Skip navigation

Michael A. Arbib

Michael A. Arbib is University Professor, Fletcher Jones Professor of Computer Science, and Professor of Biological Sciences, Biomedical Engineering, Electrical Engineering, Neuroscience, and Psychology at the University of Southern California. He is the author or editor of many books, including The Handbook of Brain Theory and Neural Networks (MIT Press, second edition 2002).

Titles by This Author

A System for Brain Modeling

The Neural Simulation Language (NSL), developed by Alfredo Weitzenfeld, Michael Arbib, and Amanda Alexander, provides a simulation environment for modular brain modeling. NSL is an object-oriented language offering object-oriented protocols applicable to all levels of neural simulation. One of NSL's main strengths is that it allows for realistic modeling of the anatomy of macroscopic brain structures.

Structure, Function, and Dynamics

In Neural Organization, Arbib, Érdi, and Szentágothai integrate structural, functional, and dynamical approaches to the interaction of brain models and neurobiologcal experiments. Both structure-based "bottom-up" and function-based "top-down" models offer coherent concepts by which to evaluate the experimental data. The goal of this book is to point out the advantages of a multidisciplinary, multistrategied approach to the brain.

Titles by This Editor

A Mysterious Relationship

This book explores the relationships between language, music, and the brain by pursuing four key themes and the crosstalk among them: song and dance as a bridge between music and language; multiple levels of structure from brain to behavior to culture; the semantics of internal and external worlds and the role of emotion; and the evolution and development of language.
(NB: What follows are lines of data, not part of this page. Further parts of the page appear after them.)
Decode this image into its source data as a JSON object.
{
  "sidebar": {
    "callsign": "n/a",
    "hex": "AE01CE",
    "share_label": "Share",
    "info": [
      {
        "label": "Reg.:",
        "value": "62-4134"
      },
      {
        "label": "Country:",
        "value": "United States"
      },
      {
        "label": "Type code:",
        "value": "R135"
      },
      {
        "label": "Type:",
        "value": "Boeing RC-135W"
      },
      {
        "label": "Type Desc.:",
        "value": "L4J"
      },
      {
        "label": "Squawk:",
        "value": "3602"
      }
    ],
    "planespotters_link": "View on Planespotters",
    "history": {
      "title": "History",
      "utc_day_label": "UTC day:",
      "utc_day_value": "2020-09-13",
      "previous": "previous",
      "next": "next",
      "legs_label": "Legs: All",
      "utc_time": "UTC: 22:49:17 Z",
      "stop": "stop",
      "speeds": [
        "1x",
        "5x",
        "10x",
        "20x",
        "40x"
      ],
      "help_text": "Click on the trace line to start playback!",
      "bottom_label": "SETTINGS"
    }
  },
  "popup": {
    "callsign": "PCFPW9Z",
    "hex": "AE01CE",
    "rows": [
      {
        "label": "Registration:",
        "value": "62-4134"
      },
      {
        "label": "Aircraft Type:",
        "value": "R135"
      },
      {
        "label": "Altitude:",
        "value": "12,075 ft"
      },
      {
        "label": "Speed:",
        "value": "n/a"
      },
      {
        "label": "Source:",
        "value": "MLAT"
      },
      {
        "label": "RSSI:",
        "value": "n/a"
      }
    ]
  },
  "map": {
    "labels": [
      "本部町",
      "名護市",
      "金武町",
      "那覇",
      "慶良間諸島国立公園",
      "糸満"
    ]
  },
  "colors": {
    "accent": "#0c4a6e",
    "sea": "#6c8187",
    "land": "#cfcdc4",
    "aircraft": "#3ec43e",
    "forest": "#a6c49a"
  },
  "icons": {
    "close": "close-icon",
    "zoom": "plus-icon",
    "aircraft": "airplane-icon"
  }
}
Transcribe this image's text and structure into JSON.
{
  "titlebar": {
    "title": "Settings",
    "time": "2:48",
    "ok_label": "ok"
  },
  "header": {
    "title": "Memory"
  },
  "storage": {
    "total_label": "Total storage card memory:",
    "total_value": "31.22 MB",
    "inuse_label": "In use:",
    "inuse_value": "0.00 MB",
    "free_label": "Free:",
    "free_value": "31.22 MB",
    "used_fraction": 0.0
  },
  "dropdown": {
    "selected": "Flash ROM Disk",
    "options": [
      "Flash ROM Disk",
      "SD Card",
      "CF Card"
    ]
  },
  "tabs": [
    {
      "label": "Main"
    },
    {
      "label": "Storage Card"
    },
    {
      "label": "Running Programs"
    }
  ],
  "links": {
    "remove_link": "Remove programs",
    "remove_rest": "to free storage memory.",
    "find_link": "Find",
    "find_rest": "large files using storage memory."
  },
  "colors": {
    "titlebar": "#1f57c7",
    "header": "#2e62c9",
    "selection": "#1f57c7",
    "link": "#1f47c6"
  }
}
The book offers specially commissioned expositions of current research accessible both to experts across disciplines and to non-experts.

Dramatically updating and extending the first edition, published in 1995, the second edition of The Handbook of Brain Theory and Neural Networks presents the enormous progress made in recent years in the many subfields related to the two great questions: How does the brain work? and, How can we build intelligent machines?